Excellent low input lag for SDR content, but only okay input lag for HDR content. HDMI port 5 is a low bandwidth port that doesn't support HDR, but has much lower input lag than the other ports, making it excellent for SDR gaming. We conducted all tests on HDMI ports 1, 2 and 5: ports 1 and 2 have identical input lag within variance, but port 5 has much lower lag for all resolutions that it can support, including 4k @ 60 Hz @ 4:2:0. These results are almost identical to last year's P Series 2016.
|1080p @ 60 Hz||46.0||45.3||16.0|
|out of game mode||129.3||128.6||82.6|
|4k @ 60 Hz||44.0||43.3||15.9|
|+ 4:4:4 + 8 bit HDR||43.7||43.2||N/A|
|out of game mode||127.3||126.5||82.6|
Update 09/20/2017: Tested 1080p @ 120 Hz input lag using our new input lag tool on HDMI port 5. It is ~4 ms faster than the 1080p @ 60 Hz input lag, which is due to the faster scan time of a 120 Hz signal.
Update 01/23/2018: Retested input lag with the latest firmware (22.214.171.124). HDMI port 5 is unaffected, but the input lag of HDMI port 1 is ~9 ms higher across the board when 'Game Low Latency' is enabled. This was also the case with the M Series 2017 and the E Series 2017 on the same firmware.
All common resolutions are supported on HDMI ports 1-4, and most on port 5.
Port 5: 4k @ 60 Hz @ 4:4:4 or 4:2:2 color is not supported (not enough bandwidth). HDR is also not supported. 4:4:4 color is shown properly in any picture mode.
Ports 1-4: 4k @ 60 Hz @ 4:4:4 or 4:2:2 is only supported when 'Full UHD Color' is enabled for the port being used. 4:4:4 color is only shown properly in the 'Computer' picture mode.
Like the 2016 model, the Vizio P Series 2017 doesn't have a TV tuner.
HDMI port 5 does not support HDR or HDMI 2.0 full bandwidth. To passthrough DTS or Dolby Digital depending on the content, set 'Digital Audio Out' to 'Bitstream' in the sound options.
Average frequency response. Bass extension is quite poor, and the response is a bit uneven overall. At Barely 89dB SPL, it isn't a very loud TV either.
There is a side menu that can be accessed in any input, that contains all the TV's settings. It's fairly responsive and easy to use. There is also the app screen, accessed through the 'SmartCast' input, that only contains a few apps and has very choppy animations. Because the app screen is treated as another input and has no dedicated remote button, clicking through all the other input to get to it takes a bit of time.

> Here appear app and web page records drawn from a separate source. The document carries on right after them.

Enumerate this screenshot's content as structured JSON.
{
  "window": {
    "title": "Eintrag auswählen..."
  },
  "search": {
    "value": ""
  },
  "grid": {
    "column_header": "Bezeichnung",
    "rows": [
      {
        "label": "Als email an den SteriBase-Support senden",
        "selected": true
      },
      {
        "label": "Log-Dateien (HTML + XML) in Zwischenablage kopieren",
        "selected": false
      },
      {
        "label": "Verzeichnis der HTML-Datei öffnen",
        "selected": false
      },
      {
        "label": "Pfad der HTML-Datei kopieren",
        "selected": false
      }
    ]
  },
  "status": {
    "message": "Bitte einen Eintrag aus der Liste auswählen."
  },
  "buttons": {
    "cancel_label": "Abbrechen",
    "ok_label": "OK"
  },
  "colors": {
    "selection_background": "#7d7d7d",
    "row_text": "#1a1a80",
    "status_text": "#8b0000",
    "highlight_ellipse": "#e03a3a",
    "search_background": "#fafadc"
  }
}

Neither the TV's interface or the phone and tablet app have ads. The TV's main app page does have a scrolling banner for suggested content, which can be a little annoying.
The TV can play content cast from most popular apps on a smartphone or tablet. In addition SmartCast was recently updated to support built-in apps, but currently on our unit only Netflix, Amazon Video, Hulu, Crackle, iHeartRadio, Xumo, Vudu and PlutoTV are available (not YouTube). More apps are expected to be added soon. Animations in apps and when browsing the interface are very choppy or have low frame rate, but the actions themselves don't have much lag.
Instead of the tablet remote of the Vizio P 2016, the 2017 P series has a full basic remote that can navigate the TV's new on screen interface. However the remote is very basic, offering only buttons and has no smart features at all.
The highlight of the SmartCast platform is the amazing phone and tablet app, which can do everything the physical remote can do and more. All the TV's settings can be changed in the app itself, inputs can be switched, the phone or tablet's keyboard can be used for text entry on the TV, and the app can serve as either a touchpad remote or button remote for the TV.